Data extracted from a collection

-- Opening Marker --

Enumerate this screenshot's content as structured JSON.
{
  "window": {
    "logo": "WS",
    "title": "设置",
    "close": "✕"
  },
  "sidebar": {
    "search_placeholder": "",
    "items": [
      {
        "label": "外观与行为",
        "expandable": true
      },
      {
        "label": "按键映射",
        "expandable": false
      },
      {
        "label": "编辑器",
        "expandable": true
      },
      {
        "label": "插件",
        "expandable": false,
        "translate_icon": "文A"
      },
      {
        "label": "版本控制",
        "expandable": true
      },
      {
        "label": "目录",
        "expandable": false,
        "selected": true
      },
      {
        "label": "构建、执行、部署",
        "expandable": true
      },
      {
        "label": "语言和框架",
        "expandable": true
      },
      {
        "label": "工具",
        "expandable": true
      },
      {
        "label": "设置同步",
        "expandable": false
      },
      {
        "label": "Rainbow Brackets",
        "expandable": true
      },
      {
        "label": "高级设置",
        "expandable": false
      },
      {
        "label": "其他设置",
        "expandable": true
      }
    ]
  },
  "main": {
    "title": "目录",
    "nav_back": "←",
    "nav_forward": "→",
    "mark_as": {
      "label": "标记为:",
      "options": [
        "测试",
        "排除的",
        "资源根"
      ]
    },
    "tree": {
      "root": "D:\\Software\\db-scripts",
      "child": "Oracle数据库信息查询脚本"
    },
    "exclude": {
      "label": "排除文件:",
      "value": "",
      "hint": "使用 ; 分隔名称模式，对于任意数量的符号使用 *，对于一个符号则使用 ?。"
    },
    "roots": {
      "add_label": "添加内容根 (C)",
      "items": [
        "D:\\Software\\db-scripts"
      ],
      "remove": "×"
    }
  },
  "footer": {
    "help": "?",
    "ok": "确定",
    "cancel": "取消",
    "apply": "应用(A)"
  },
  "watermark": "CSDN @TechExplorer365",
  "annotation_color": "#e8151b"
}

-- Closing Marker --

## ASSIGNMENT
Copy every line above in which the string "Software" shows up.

## THE COMPLETED TASK
      "root": "D:\\Software\\db-scripts",
        "D:\\Software\\db-scripts"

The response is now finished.